For dual booting, you don't need a second drive in your PC - you can simply shrink your existing partition with Microsoft's disk management tool. Hit Start , start typing "Create and format hard disk partitions" and press Enter to launch it. Make sure your disk has enough space, then right-click and choose Reduce volume. You'll want to shrink it by at least 65,536MB (64GB) so there's plenty of room for Windows 11 – I gave my laptop 128GB (131,072MB) just to be sure. However, you can't shrink more than you have, and you might want to give your current OS some space to breathe.
To actually install this ISO, all you need is an external USB drive – an 8GB USB 3.0 stick should work just fine – and software to burn it to disc. Microsoft has its own media creation tool which we'll link to soon, and I'm a big fan of Rufus for burning my bootable USBs using downloadable ISOs as well.
Experienced users may want to try AveYo's Universal MediaCreationTool, which can also download the image and bypass the TPM for you.
If all goes well, you will restart your computer with this USB stick plugged in to start the process. You may need to press a key like F12 while your system is booting and manually select your external drive, if it doesn't load automatically.
Now make sure you choose the right place to install Windows 11 - if you shrink your drive to make room for a dual boot, you'll be telling Windows to install into unallocated space, and if you overwrite an existing drive for a clean install (oh file loss!), you'll choose that drive instead. For a desktop computer with multiple drives, you may want to turn off and unplug the others before deciding where to install. It's too easy to hit the wrong button and wipe data, and we'd hate to see that happen to you.
Once you have dual booted, it's not too difficult to switch between the two operating systems. Hit the windows to bring up the start menu, type UEFI and choose Change advanced startup options , then select Restart Now . Once you reboot into the advanced boot menu, choose Use another operating system and it will present your choice of operating system.

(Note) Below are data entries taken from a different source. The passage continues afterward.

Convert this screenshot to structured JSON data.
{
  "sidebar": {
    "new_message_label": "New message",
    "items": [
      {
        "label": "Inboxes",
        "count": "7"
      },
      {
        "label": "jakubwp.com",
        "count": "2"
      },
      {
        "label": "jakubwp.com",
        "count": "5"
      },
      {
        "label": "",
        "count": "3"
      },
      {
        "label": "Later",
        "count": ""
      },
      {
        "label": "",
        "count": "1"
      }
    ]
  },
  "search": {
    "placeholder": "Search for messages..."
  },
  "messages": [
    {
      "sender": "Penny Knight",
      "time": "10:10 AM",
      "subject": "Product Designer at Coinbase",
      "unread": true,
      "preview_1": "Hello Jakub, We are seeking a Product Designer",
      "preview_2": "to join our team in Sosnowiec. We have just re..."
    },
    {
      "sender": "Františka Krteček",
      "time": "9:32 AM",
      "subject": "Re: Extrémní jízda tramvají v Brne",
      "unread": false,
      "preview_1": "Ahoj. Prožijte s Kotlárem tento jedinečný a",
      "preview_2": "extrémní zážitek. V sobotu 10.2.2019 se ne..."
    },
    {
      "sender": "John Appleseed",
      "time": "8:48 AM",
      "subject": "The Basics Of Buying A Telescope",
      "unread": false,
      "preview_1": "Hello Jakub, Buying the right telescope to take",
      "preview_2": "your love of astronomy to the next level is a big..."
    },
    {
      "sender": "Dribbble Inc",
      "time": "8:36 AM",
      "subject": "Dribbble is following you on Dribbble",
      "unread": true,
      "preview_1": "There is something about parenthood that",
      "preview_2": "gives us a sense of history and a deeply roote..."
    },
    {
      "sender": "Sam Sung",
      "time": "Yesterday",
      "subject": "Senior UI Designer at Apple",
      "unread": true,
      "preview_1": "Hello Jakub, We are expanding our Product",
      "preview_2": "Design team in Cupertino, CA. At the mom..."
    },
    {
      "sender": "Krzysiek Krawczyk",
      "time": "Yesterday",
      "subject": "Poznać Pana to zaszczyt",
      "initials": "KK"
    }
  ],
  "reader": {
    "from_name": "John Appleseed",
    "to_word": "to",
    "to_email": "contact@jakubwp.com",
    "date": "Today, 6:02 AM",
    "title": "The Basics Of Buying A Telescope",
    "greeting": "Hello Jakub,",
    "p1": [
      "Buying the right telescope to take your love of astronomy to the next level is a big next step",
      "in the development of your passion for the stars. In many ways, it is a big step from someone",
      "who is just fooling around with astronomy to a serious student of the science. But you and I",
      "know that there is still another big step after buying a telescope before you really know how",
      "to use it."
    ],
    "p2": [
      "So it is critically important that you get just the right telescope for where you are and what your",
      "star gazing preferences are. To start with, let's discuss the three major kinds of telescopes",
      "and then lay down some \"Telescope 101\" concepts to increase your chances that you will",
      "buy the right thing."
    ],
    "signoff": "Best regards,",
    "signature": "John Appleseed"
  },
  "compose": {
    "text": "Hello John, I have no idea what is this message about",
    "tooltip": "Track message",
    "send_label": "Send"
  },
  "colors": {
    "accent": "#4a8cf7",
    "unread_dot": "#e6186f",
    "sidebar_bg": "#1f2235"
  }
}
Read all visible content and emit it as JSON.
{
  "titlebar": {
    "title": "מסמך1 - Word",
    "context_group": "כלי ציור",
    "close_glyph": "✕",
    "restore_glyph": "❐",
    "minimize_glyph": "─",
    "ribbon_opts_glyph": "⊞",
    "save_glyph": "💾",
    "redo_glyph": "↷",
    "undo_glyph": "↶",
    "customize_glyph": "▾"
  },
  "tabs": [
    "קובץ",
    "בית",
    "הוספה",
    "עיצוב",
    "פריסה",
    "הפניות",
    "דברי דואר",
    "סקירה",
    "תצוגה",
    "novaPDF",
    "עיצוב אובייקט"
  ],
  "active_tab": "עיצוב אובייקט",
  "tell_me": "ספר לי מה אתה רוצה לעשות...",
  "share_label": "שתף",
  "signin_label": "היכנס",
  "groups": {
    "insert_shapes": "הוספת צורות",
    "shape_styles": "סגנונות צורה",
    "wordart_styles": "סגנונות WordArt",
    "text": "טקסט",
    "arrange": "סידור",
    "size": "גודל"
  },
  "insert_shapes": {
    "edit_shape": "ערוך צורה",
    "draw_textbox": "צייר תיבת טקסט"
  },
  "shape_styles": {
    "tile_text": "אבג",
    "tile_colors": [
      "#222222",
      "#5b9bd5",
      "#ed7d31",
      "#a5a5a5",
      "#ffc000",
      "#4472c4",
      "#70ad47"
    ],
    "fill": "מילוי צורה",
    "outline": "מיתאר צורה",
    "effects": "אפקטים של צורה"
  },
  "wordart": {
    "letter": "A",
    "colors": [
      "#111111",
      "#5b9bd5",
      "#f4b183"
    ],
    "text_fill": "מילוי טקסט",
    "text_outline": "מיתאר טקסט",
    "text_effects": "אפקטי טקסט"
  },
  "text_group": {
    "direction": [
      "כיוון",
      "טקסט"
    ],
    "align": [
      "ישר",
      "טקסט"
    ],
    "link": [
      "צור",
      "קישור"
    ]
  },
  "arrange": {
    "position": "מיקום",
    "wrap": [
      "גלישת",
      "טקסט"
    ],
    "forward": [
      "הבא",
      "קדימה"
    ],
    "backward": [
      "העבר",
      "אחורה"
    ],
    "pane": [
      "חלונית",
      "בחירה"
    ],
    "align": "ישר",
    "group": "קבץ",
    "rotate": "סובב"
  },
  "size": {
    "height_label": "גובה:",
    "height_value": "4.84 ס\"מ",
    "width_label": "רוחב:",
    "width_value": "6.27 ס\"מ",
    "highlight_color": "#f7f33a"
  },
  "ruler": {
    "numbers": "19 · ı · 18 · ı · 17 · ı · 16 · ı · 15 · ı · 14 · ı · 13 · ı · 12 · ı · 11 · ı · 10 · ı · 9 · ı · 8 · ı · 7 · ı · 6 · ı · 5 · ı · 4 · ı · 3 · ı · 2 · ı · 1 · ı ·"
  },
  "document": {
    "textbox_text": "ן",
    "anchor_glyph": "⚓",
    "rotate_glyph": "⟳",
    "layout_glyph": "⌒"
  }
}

Update October 7: You may need to create a new DWORD value named "AllowUpgradesWithUnsupportedTPMOrCPU" in your registry editor if it does not already exist. Added a link to this guide to do it .